Jamie Kebely
Former President, U.S.-Japan Business Council, U.S. Chamber of Commerce
Former Executive Director, Japan & Korea, U.S. Chamber of Commerce


February 06, 2018


As the U.S. and Korean governments continue discussions to “amend and modify” the US-Korea Free Trade Agreement (KORUS), it is important to put into perspective what an important and far-reaching agreement this is. KORUS is often referred to as the “Gold Standard” of U.S. trade agreements because of its forward-looking provisions in areas such as data movement. KORUS also advanced, on paper, some key provisions that would support life science innovation and expanded trade in pharmaceutical and medical technology products between the two countries. Unfortunately, as with some other areas of the KORUS agreement, Korea has fallen short of its commitments in the pharmaceutical and medical device sectors. Addressing outstanding implementation issues in these sectors is critical to the future of the agreement, jobs and growth in the U.S., and building an environment for innovation and continued investment for these sectors in Korea.

The Korean government under President Moon Jae-in clearly recognizes the importance of fostering innovation in leading industries. Last fall, President Moon announced the launch of the Fourth Industrial Revolution Committee, a public-private initiative aimed at carrying out his administration’s plans to drive economic growth, job creation, and innovation, with a focus on a people-centered economy catalyzed by new growth engines. According to President Moon, “innovative growth is our new government’s core strategy for economic growth.”

The health care sectors, specifically pharmaceutical and medical device manufacturers, are well-positioned to support such growth and innovation. This was recognized during the initial discussions and negotiations that led to the KORUS agreement in 2012, and the provisions of the agreement reflect that. Unfortunately, they have not been fully implemented and are undercutting the growth and development of the sector in Korea. If President Moon hopes to change this trend, his government should start with a renewed focus on full implementation of KORUS provisions on transparency, value of innovation, expeditious access to safe and effective pharmaceuticals and medical devices, and intellectual property.

U.S. companies, which have long been global leaders in health care innovation, often point out that there are several pillars critical to developing an innovation ecosystem that will foster investment and growth in these sectors. These include world-class clinical and regulatory infrastructure; strong protection for intellectual property; payment and reimbursement systems that are transparent and incentivize innovation; and structural support for the rapid pace of innovation, particularly in the medical technology sector. Korea has made impressive achievements in the first of these areas, having developed top-notch clinical and regulatory practices that often serve as a model globally. With respect to the other pillars, however, progress has been slower.

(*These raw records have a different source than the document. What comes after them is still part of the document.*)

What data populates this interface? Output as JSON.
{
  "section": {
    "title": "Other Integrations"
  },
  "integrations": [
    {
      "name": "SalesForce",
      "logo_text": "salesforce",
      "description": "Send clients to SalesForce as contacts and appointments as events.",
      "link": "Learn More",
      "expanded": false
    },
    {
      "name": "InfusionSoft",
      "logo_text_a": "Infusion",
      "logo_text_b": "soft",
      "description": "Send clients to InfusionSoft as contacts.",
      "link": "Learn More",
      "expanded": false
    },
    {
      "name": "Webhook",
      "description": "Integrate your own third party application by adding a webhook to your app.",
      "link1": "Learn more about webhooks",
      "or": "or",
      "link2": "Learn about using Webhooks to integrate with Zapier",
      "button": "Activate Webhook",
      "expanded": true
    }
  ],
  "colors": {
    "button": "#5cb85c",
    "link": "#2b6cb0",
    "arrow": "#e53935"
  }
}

Full implementation of KORUS would expedite progress in fully developing the remaining three pillars and catalyze growth in the health care sectors. In the meantime, companies continue to voice concerns that many of Korea’s healthcare reimbursement policies do not take into account the high cost of bringing innovative healthcare products to patients, nor the long-term benefit of health care solutions that allow patients to return to work more quickly, minimize or avoid prolonged hospital stays, or reduce procedure times to create greater efficiencies in hospitals, among others. Fulfillment of Korea’s commitments under KORUS would not only help address these challenges and contribute to the Korean government’s goals under the fourth industrial revolution, but also promote increased exports of leading U.S. health care innovations to Korea, thereby supporting jobs here in the U.S.

The timing is now for the U.S. and Korean governments and private sectors to work together to preserve KORUS and ensure that it is working. As the two governments hope to conclude the negotiations swiftly and with limited changes, they should direct their efforts to Chapter 5 of the agreement and its implementation shortcomings. A fully implemented KORUS will create new jobs, generate growth, and help foster innovation in the U.S. and Korea.

About the authors

Jamie Kebely

Kebely is former president of the U.S.-Japan Business Council and former executive director for the Japan and Korea programs.